(a) Field Survey Before Grading. In areas of potential but unknown sensitivity, field surveys before grading shall be required to establish the need for paleontologic monitoring.
(b) Monitoring During Grading. A project that requires grading plans and is located in an area of known fossil occurrence within the overlay, or that has been demonstrated to have fossils present in a field survey, shall have all grading monitored by trained paleontologic crews working under the direction of a qualified professional, so that fossils exposed during grading can be recovered and preserved. Paleontologic monitors shall be equipped to salvage fossils as they are unearthed to avoid construction delays, and to remove samples of sediments that are likely to contain the remains of small fossil invertebrates and vertebrates. Monitors shall be empowered to temporarily halt or divert equipment to allow removal of abundant or large specimens. Monitoring is not necessary if the potentially-fossiliferous units described for the property in question are not present, or if present are determined upon exposure and examination by qualified paleontologic personnel to have low potential to contain fossil resources.
(c) Recovered Specimens. Qualified paleontologic personnel shall prepare recovered specimens to a point of identification and permanent preservation, including washing of sediments to recover small invertebrates and vertebrates. Preparation and stabilization of all recovered fossils is essential in order to fully mitigate adverse impacts to the resources.
(d) Identification and Curation of Specimens. Qualified paleontologic personnel shall identify and curate specimens into the collections of the Division of Geological Sciences, San Bernardino County Museum, an established, accredited museum repository with permanent retrievable paleontologic storage. These procedures are also essential steps in effective paleontologic mitigation and CEQA compliance. The paleontologist must have a written repository agreement in hand prior to the initiation of mitigation activities. Mitigation of adverse impacts to significant paleontologic resources is not considered complete until curation into an established museum repository has been fully completed and documented.
(e) Report of Findings. Qualified paleontologic personnel shall prepare a report of findings with an appended itemized of specimens A preliminary report shall be submitted and approved before granting of building permits, and a final report shall be submitted and approved before granting of occupancy permits. The report and inventory, when submitted to the appropriate Lead Agency along with confirmation of the curation of recovered specimens into the collections of the San Bernardino County Museum, will signify completion of the program to mitigate impacts to paleontologic resources.

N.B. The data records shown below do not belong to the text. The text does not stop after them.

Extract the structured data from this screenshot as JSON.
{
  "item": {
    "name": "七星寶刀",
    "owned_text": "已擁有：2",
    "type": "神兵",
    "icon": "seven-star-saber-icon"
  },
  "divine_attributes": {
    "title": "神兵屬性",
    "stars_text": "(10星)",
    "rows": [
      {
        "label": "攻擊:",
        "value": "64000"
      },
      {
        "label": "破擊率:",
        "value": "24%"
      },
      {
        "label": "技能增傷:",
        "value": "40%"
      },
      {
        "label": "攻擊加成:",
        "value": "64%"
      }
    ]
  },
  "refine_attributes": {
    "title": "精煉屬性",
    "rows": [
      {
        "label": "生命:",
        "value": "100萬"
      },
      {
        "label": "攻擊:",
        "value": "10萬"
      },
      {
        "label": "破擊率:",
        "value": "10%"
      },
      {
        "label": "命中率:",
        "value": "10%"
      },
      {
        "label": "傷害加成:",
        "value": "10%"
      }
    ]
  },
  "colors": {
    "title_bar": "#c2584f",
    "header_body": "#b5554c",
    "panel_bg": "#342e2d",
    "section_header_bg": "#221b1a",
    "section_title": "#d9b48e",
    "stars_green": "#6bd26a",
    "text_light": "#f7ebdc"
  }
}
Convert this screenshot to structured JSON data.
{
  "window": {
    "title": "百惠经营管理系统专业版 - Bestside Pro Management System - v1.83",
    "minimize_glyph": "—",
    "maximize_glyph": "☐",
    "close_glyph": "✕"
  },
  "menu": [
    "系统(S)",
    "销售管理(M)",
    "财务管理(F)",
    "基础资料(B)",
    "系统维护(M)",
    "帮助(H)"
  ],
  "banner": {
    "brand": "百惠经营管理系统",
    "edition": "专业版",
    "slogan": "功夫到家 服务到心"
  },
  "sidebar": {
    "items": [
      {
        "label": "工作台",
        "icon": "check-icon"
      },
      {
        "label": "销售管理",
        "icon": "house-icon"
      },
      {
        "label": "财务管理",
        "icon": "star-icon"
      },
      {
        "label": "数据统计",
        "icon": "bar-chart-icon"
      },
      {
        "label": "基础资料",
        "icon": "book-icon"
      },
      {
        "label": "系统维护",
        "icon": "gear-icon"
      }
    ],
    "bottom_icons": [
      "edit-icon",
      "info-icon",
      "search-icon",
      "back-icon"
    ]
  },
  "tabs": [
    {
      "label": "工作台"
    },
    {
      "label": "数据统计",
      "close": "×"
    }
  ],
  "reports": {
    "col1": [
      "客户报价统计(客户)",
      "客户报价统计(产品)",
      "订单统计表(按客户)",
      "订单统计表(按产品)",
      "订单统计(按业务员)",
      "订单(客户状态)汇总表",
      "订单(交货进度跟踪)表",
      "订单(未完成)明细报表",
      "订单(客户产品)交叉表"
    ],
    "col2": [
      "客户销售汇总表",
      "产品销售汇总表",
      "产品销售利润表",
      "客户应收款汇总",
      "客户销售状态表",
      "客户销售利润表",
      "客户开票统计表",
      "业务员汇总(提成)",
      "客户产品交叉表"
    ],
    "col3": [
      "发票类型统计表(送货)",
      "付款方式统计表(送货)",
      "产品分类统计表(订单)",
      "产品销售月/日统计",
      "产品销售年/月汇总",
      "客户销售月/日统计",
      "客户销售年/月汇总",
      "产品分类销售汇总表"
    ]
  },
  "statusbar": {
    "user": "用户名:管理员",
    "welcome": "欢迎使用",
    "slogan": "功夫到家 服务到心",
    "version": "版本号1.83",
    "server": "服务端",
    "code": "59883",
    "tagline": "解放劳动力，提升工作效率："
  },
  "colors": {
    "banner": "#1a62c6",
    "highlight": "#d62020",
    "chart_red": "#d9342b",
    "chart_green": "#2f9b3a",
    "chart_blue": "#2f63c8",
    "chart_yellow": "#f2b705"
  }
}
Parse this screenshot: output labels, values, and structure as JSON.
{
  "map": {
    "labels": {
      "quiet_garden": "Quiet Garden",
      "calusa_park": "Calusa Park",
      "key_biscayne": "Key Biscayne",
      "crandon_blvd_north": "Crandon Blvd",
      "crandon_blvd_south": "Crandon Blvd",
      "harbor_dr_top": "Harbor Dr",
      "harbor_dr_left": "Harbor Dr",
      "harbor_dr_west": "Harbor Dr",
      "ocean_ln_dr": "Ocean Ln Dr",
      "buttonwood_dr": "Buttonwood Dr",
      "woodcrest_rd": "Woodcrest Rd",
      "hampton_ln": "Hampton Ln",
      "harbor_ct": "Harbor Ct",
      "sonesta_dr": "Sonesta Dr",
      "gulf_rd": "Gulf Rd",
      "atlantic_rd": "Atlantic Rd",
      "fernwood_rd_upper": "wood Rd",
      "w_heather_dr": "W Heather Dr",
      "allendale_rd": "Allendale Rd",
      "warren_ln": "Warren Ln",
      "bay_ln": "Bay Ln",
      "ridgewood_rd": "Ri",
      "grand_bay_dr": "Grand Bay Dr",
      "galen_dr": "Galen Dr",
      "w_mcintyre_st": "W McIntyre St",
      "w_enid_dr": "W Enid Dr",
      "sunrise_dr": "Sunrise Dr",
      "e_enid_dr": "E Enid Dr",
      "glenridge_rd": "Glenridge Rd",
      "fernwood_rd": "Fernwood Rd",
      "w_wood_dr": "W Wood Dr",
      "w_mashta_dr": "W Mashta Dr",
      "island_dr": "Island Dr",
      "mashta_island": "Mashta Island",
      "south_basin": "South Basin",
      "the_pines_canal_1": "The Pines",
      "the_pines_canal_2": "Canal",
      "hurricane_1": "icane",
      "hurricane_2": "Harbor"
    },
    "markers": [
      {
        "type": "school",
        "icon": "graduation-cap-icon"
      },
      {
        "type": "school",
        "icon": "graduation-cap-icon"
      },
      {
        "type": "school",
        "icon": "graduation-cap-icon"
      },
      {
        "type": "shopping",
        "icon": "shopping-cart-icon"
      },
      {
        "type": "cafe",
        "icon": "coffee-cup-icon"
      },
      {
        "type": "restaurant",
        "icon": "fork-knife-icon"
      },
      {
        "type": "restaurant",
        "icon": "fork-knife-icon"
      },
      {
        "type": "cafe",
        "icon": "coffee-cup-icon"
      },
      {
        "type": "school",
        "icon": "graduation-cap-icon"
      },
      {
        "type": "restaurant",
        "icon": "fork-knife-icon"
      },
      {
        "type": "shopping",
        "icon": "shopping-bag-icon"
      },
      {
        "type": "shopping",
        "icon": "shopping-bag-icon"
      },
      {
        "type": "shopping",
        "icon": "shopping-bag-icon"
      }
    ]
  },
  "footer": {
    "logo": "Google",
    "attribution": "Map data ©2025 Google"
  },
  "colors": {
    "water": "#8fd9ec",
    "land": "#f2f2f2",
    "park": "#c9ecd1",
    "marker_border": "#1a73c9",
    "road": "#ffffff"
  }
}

(f) Mitigation Financial Limits. In no event shall the County require the applicant to pay more for mitigation as required by Subdivisions (b), (c), and (d), above within the site of the project than the following amounts:
(1) One-half of one percent of the projected cost of the project, if the project is a commercial or industrial project;
(2) Three-fourths of one percent of the projected cost of the project for a housing project consisting of one unit; and
(3) If a housing project consists of more than one unit, three-fourths of one percent of the projected cost of the first unit plus the sum of the following:
(A) $200.00 per unit for any of the next 99 units;
(B) $150.00 per unit for any of the next 400 units; and
(C) $100.00 per unit for units in excess of 500.
(Ord. 4011, passed - -2007)